• _Study material_:

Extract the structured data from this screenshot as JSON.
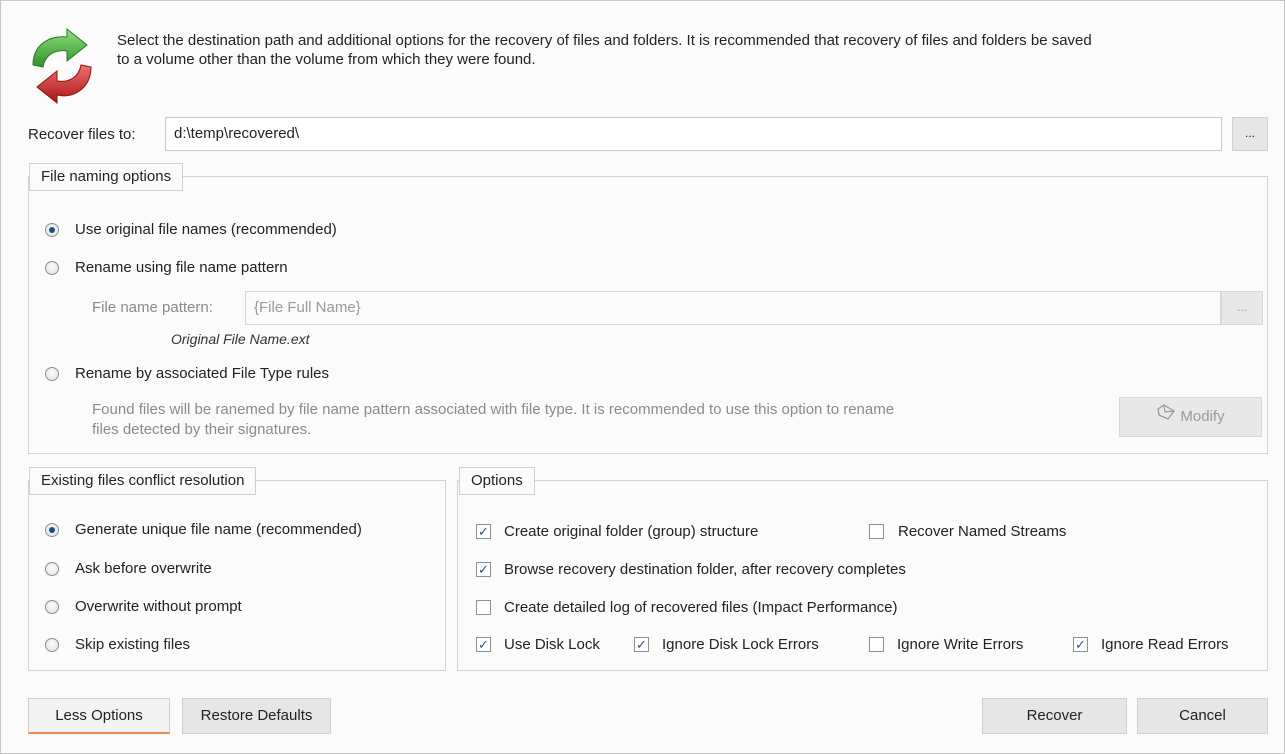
{
  "intro": {
    "line1": "Select the destination path and additional options for the recovery of files and folders.  It is recommended that recovery of files and folders be saved",
    "line2": "to a volume other than the volume from which they were found."
  },
  "destination": {
    "label": "Recover files to:",
    "value": "d:\\temp\\recovered\\",
    "browse_label": "..."
  },
  "file_naming": {
    "legend": "File naming options",
    "original_label": "Use original file names (recommended)",
    "pattern_label": "Rename using file name pattern",
    "pattern_field_label": "File name pattern:",
    "pattern_value": "{File Full Name}",
    "pattern_browse": "...",
    "pattern_preview": "Original File Name.ext",
    "filetype_label": "Rename by associated File Type rules",
    "filetype_desc1": "Found files will be ranemed by file name pattern associated with file type. It is recommended to use this option to rename",
    "filetype_desc2": "files detected by their signatures.",
    "modify_label": "Modify",
    "selected": "original"
  },
  "conflict": {
    "legend": "Existing files conflict resolution",
    "items": [
      {
        "label": "Generate unique file name (recommended)",
        "selected": true
      },
      {
        "label": "Ask before overwrite",
        "selected": false
      },
      {
        "label": "Overwrite without prompt",
        "selected": false
      },
      {
        "label": "Skip existing files",
        "selected": false
      }
    ]
  },
  "options": {
    "legend": "Options",
    "create_structure": {
      "label": "Create original folder (group) structure",
      "checked": true
    },
    "named_streams": {
      "label": "Recover Named Streams",
      "checked": false
    },
    "browse_after": {
      "label": "Browse recovery destination folder, after recovery completes",
      "checked": true
    },
    "detailed_log": {
      "label": "Create detailed log of recovered files (Impact Performance)",
      "checked": false
    },
    "disk_lock": {
      "label": "Use Disk Lock",
      "checked": true
    },
    "ignore_disk_lock": {
      "label": "Ignore Disk Lock Errors",
      "checked": true
    },
    "ignore_write": {
      "label": "Ignore Write Errors",
      "checked": false
    },
    "ignore_read": {
      "label": "Ignore Read Errors",
      "checked": true
    }
  },
  "footer": {
    "less_options": "Less Options",
    "restore_defaults": "Restore Defaults",
    "recover": "Recover",
    "cancel": "Cancel"
  },
  "colors": {
    "check_mark": "#2c4f86",
    "radio_dot": "#1a4d8c",
    "focus_underline": "#e88b52",
    "icon_green": "#3fa43a",
    "icon_red": "#d02b2b"
  }
}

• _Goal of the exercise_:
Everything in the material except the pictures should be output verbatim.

• _The answer_:
Extract the structured data from this screenshot as JSON.
{
  "intro": {
    "line1": "Select the destination path and additional options for the recovery of files and folders.  It is recommended that recovery of files and folders be saved",
    "line2": "to a volume other than the volume from which they were found."
  },
  "destination": {
    "label": "Recover files to:",
    "value": "d:\\temp\\recovered\\",
    "browse_label": "..."
  },
  "file_naming": {
    "legend": "File naming options",
    "original_label": "Use original file names (recommended)",
    "pattern_label": "Rename using file name pattern",
    "pattern_field_label": "File name pattern:",
    "pattern_value": "{File Full Name}",
    "pattern_browse": "...",
    "pattern_preview": "Original File Name.ext",
    "filetype_label": "Rename by associated File Type rules",
    "filetype_desc1": "Found files will be ranemed by file name pattern associated with file type. It is recommended to use this option to rename",
    "filetype_desc2": "files detected by their signatures.",
    "modify_label": "Modify",
    "selected": "original"
  },
  "conflict": {
    "legend": "Existing files conflict resolution",
    "items": [
      {
        "label": "Generate unique file name (recommended)",
        "selected": true
      },
      {
        "label": "Ask before overwrite",
        "selected": false
      },
      {
        "label": "Overwrite without prompt",
        "selected": false
      },
      {
        "label": "Skip existing files",
        "selected": false
      }
    ]
  },
  "options": {
    "legend": "Options",
    "create_structure": {
      "label": "Create original folder (group) structure",
      "checked": true
    },
    "named_streams": {
      "label": "Recover Named Streams",
      "checked": false
    },
    "browse_after": {
      "label": "Browse recovery destination folder, after recovery completes",
      "checked": true
    },
    "detailed_log": {
      "label": "Create detailed log of recovered files (Impact Performance)",
      "checked": false
    },
    "disk_lock": {
      "label": "Use Disk Lock",
      "checked": true
    },
    "ignore_disk_lock": {
      "label": "Ignore Disk Lock Errors",
      "checked": true
    },
    "ignore_write": {
      "label": "Ignore Write Errors",
      "checked": false
    },
    "ignore_read": {
      "label": "Ignore Read Errors",
      "checked": true
    }
  },
  "footer": {
    "less_options": "Less Options",
    "restore_defaults": "Restore Defaults",
    "recover": "Recover",
    "cancel": "Cancel"
  },
  "colors": {
    "check_mark": "#2c4f86",
    "radio_dot": "#1a4d8c",
    "focus_underline": "#e88b52",
    "icon_green": "#3fa43a",
    "icon_red": "#d02b2b"
  }
}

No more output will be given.